Supervisors, who are responsible for making sure projects get done and also for ensuring the safety of their crews, are often under the most pressure – they are caught in the middle and pulled in both directions.

To get back on schedule, workers are often asked to put in overtime. Though a welcome source of additional income, this time away from family (e.g., up to six 10-hour days) can also bring additional emotional stressors. Working long hours can lead to health problems and an increased risk for accidents due to fatigue. Increased overtime may also lead to more night work, which brings a whole new set of stressors (e.g., disruptions to family life and the body’s circadian rhythms). When time is stretched thin, safety inevitably suffers, along with worker health (both mental and physical).

Another major stressor for construction workers is job security. Not knowing when or where your next job will be or how long it will last can make life difficult to plan and bring all sorts of stress (financial and others) on workers and their families. When job demands increase and bring along a lack of control over your work and schedule, stress is usually the result.

Stopping Stress Before It Starts

Earlier this year in Lifelines, we covered some solutions for overcoming stress on the job and for understanding where stress comes from in your life. We know coping skills are important when it comes to handling stressors you can’t change, but what about ways to reduce stress before it starts? Since the production schedule is the source of so much stress for construction workers, what can be done about it?

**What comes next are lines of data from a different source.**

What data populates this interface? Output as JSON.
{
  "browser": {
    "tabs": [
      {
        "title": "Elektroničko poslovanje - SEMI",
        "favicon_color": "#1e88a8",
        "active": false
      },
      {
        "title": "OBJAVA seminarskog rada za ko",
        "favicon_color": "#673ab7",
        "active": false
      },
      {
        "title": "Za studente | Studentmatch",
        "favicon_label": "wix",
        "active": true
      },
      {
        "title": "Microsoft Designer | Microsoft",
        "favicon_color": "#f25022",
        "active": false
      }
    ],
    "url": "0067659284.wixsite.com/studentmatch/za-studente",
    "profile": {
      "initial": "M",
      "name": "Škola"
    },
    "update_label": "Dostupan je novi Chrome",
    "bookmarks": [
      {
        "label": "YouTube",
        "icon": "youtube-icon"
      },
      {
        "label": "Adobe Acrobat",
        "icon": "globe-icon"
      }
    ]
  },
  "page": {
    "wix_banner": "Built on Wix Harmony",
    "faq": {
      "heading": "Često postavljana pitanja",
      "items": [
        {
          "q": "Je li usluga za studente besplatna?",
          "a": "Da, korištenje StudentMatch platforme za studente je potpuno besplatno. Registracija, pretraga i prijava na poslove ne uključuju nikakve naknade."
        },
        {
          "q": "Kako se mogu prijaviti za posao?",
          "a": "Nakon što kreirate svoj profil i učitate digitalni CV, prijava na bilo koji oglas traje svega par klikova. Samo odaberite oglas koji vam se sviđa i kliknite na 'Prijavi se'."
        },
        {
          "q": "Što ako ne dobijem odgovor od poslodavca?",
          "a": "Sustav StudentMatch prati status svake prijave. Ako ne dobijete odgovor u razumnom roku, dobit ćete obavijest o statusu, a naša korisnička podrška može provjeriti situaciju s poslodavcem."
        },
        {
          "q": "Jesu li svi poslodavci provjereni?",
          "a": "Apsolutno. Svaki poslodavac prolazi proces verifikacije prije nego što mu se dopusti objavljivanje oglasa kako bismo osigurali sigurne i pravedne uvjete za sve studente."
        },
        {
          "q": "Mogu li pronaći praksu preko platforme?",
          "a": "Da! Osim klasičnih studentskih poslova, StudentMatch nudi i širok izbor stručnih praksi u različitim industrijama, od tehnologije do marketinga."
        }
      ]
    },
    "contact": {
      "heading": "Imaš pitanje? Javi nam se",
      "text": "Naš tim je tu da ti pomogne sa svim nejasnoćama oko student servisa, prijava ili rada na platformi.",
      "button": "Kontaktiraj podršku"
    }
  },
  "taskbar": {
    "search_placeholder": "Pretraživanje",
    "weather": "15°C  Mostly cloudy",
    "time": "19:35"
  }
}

First, contractors should make it a practice to set realistic expectations of how long a project will take and not overpromise owners. Choosing reliable subcontractors and giving them reasonable deadlines is also important. Subcontractors should be vetted on both the quality and reliability of their work as well as their safety record.

Bringing experienced workers into the planning process in its early stages can help identify potential problems and leave time to find solutions. Creating a scheduling work group that includes the general contractor, subcontractors and workers can be particularly helpful. On one such project, a subcontractor needed more time to complete the work safely, and the work group figured out how to adjust the schedule to get the subcontractor the time they needed without rushing or compromising safety.

Facing Stress Head On

Acknowledging that stress exists and making it an acceptable topic to discuss on site is another important step. Contractors can use toolbox talks or lunch meetings to discuss stress and encourage workers to open up about the challenges they are facing and pressure they may be feeling. The LHSFNA’s Stress Management Toolbox Talk and An Overview of Stress and Stress Management Health Alerts can help LIUNA signatory contractors and LIUNA members tackle these issues. All of these publications can be ordered through the Fund’s online Publications Catalogue.

Talking about specific stressors on site could help uncover collective solutions, or at the very least, clear the air and put everyone on the same page. Making sure supervisors are well-trained in planning as well as how to identify and reduce stress on the job is critical. Supervisors have high-stress jobs and can be a major cause of stress for workers, so they must be able to cope with stress and communicate well when listening to a worker’s concerns. LIUNA’s Training & Education Fund offers a Supervisor Safety and Health curriculum which was developed with help from the LHSFNA and addresses all of these issues.

Stress is a fact of life, but it’s also a fact that stress harms the body emotionally and physically and leads to serious accidents. Contractors and workers can be part of the solution by working together to solve the stress problem. Through planning, training and open conversation, we can create a less stressful environment on the jobsite for everyone involved.

[Scott Schneider is the LHSFNA’s Director of Occupational Safety and Health.]